Segment Open

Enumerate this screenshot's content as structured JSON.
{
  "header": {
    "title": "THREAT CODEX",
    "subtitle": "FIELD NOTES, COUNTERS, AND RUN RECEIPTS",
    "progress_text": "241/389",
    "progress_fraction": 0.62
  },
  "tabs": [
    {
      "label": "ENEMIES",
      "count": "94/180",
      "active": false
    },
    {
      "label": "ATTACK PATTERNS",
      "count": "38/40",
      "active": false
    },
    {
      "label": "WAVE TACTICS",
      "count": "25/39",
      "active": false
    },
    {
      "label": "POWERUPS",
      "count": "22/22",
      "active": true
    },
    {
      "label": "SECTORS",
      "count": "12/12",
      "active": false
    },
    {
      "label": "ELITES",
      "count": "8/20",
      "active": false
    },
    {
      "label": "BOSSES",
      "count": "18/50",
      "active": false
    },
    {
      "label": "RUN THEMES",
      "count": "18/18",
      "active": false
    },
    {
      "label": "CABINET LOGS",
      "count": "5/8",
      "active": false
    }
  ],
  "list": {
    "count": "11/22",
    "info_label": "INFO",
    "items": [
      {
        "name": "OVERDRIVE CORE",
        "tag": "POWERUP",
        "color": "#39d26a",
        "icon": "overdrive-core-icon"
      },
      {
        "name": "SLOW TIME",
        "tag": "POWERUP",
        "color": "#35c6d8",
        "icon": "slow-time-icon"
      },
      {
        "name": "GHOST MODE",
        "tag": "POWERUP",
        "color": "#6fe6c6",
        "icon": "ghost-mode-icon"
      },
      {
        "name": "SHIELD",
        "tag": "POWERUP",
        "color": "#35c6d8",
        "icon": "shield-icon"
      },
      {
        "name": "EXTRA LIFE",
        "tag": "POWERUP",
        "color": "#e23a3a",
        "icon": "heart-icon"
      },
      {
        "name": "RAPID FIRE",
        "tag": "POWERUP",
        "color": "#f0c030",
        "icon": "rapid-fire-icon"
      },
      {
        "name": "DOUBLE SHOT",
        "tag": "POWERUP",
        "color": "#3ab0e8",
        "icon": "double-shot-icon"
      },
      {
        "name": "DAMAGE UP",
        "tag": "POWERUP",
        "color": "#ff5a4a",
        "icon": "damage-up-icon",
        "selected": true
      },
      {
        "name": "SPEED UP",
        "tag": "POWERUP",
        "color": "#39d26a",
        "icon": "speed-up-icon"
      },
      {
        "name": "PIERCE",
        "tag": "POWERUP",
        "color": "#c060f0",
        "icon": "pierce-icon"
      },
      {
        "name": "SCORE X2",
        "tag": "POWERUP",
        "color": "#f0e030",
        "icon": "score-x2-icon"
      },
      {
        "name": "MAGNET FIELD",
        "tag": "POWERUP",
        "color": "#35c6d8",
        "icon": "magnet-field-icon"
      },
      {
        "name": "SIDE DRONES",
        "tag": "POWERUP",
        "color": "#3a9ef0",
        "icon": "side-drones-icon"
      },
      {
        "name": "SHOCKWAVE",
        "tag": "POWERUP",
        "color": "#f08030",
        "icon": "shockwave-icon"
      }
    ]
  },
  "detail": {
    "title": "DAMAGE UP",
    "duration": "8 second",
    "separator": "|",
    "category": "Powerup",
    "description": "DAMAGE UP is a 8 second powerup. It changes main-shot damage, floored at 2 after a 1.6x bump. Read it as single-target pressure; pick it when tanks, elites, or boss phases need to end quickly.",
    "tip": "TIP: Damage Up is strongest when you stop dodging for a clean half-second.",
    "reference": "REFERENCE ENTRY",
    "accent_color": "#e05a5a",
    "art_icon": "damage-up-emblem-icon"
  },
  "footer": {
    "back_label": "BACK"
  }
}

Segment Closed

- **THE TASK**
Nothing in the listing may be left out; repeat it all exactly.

- **SOLUTION FOR THIS EXERCISE**
Enumerate this screenshot's content as structured JSON.
{
  "header": {
    "title": "THREAT CODEX",
    "subtitle": "FIELD NOTES, COUNTERS, AND RUN RECEIPTS",
    "progress_text": "241/389",
    "progress_fraction": 0.62
  },
  "tabs": [
    {
      "label": "ENEMIES",
      "count": "94/180",
      "active": false
    },
    {
      "label": "ATTACK PATTERNS",
      "count": "38/40",
      "active": false
    },
    {
      "label": "WAVE TACTICS",
      "count": "25/39",
      "active": false
    },
    {
      "label": "POWERUPS",
      "count": "22/22",
      "active": true
    },
    {
      "label": "SECTORS",
      "count": "12/12",
      "active": false
    },
    {
      "label": "ELITES",
      "count": "8/20",
      "active": false
    },
    {
      "label": "BOSSES",
      "count": "18/50",
      "active": false
    },
    {
      "label": "RUN THEMES",
      "count": "18/18",
      "active": false
    },
    {
      "label": "CABINET LOGS",
      "count": "5/8",
      "active": false
    }
  ],
  "list": {
    "count": "11/22",
    "info_label": "INFO",
    "items": [
      {
        "name": "OVERDRIVE CORE",
        "tag": "POWERUP",
        "color": "#39d26a",
        "icon": "overdrive-core-icon"
      },
      {
        "name": "SLOW TIME",
        "tag": "POWERUP",
        "color": "#35c6d8",
        "icon": "slow-time-icon"
      },
      {
        "name": "GHOST MODE",
        "tag": "POWERUP",
        "color": "#6fe6c6",
        "icon": "ghost-mode-icon"
      },
      {
        "name": "SHIELD",
        "tag": "POWERUP",
        "color": "#35c6d8",
        "icon": "shield-icon"
      },
      {
        "name": "EXTRA LIFE",
        "tag": "POWERUP",
        "color": "#e23a3a",
        "icon": "heart-icon"
      },
      {
        "name": "RAPID FIRE",
        "tag": "POWERUP",
        "color": "#f0c030",
        "icon": "rapid-fire-icon"
      },
      {
        "name": "DOUBLE SHOT",
        "tag": "POWERUP",
        "color": "#3ab0e8",
        "icon": "double-shot-icon"
      },
      {
        "name": "DAMAGE UP",
        "tag": "POWERUP",
        "color": "#ff5a4a",
        "icon": "damage-up-icon",
        "selected": true
      },
      {
        "name": "SPEED UP",
        "tag": "POWERUP",
        "color": "#39d26a",
        "icon": "speed-up-icon"
      },
      {
        "name": "PIERCE",
        "tag": "POWERUP",
        "color": "#c060f0",
        "icon": "pierce-icon"
      },
      {
        "name": "SCORE X2",
        "tag": "POWERUP",
        "color": "#f0e030",
        "icon": "score-x2-icon"
      },
      {
        "name": "MAGNET FIELD",
        "tag": "POWERUP",
        "color": "#35c6d8",
        "icon": "magnet-field-icon"
      },
      {
        "name": "SIDE DRONES",
        "tag": "POWERUP",
        "color": "#3a9ef0",
        "icon": "side-drones-icon"
      },
      {
        "name": "SHOCKWAVE",
        "tag": "POWERUP",
        "color": "#f08030",
        "icon": "shockwave-icon"
      }
    ]
  },
  "detail": {
    "title": "DAMAGE UP",
    "duration": "8 second",
    "separator": "|",
    "category": "Powerup",
    "description": "DAMAGE UP is a 8 second powerup. It changes main-shot damage, floored at 2 after a 1.6x bump. Read it as single-target pressure; pick it when tanks, elites, or boss phases need to end quickly.",
    "tip": "TIP: Damage Up is strongest when you stop dodging for a clean half-second.",
    "reference": "REFERENCE ENTRY",
    "accent_color": "#e05a5a",
    "art_icon": "damage-up-emblem-icon"
  },
  "footer": {
    "back_label": "BACK"
  }
}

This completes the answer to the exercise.